June 18, 2013
Eating Red Meat Associated With Increased Risk Of Diabetes
Michael Harper for redOrbit.com — Your Universe Online
A new study published in the journal JAMA Internal Medicine has drawn an association between red meat consumption and Type-2 diabetes. This is hardly the first time red meat has been accused of increasing a person´s risk of Type-2 diabetes, but what makes this study different from the rest is its size.
Researchers from Harvard School of Public Health and the National University of Singapore conducted this study as a follow up from three other studies, tracking 149,000 American men and women over many years to observe how eating habits can affect a person´s health. After compiling the data, the researchers concluded even the smallest amount of red meat increases a person´s risk of diabetes, and even a slight decrease in red meat intake doesn´t make a significant or immediate difference.
"This is stronger evidence that red meat consumption contributes to an increased risk of diabetes," explained senior author Frank Hu with the Harvard School of Public Health in a statement to USA Today.
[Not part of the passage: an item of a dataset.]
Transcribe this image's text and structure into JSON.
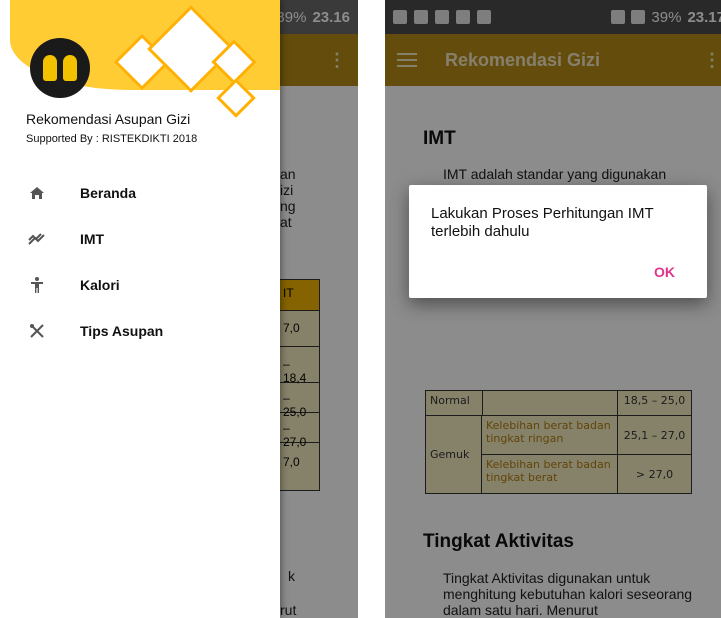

An Pan with the National University of Singapore and the lead author agreed, telling Reuters Health in an email: "I think the difference is enough to encourage people at least not to increase red meat consumption, and then think about ways to reduce the consumption.”
Hu, Pan and colleagues conducted this study as a follow up to three previous Harvard studies spanning from 1986 to 2007. There were 26,357 men (between 40 and 75 years on average) and 122,786 women (between 25 and 42 years on average) included in these studies throughout the years. These participants were asked to fill out questionnaires to determine their diet. Of all the participants in the study, 7,540 of them had developed Type-2 diabetes by the time the study had ended.
After looking at the results, Hu and Pan concluded those who increase their red meat intake by as little as half a serving a day (only 1.5 ounces) increase their risk of developing Type-2 Diabetes by 48 percent in only four years. According to the data, removing this risk isn´t as easy as simply cutting back on the red meat. Those who decreased their intake by half a serving for four years did not see a short-term decrease in risk of developing diabetes. If these people continued to decrease their intake over the next ten years, their risk of diabetes decreased by only 14 percent.
Previous studies have suggested it is the weight gain associated with red meat that is responsible for the increased diabetes risk, but Hu and Pan´s study finds this is only half of the story. While weight gain associated with red meat consumption did play a part of the increased risk, it was not solely to blame. Today´s study applies to both processed and unprocessed red meats as well, and while the association was greater between processed meats and diabetes, the findings can apply to both.
The research duo invited William J. Evans, PhD, of GlaxoSmithKline and Duke University, to provide some commentary after the study and provide some insight on the results. He says while red meat has been found in this study and others to lead to an increased risk of diabetes, he believes the elements in red meat are responsible and not the meat itself.
“Perhaps a better description of the characteristics of the meat consumed with the greatest effect on risk is the saturated fatty acid (SFA) content rather than the amount of oxygen-carrying proteins,” said Evans in a press statement.
“A recommendation to consume less red meat may help to reduce the epidemic of (Type-2). However, the overwhelming preponderance of molecular, cellular, clinical and epidemiological evidence suggests that public health messages should be directed toward the consumption of high-quality protein that is low in total and saturated fat.”
Evans suggests low-fat cuts of red meat along with plenty of fish, poultry and low-fat dairy products as healthy alternatives to standard processed and unprocessed red meat.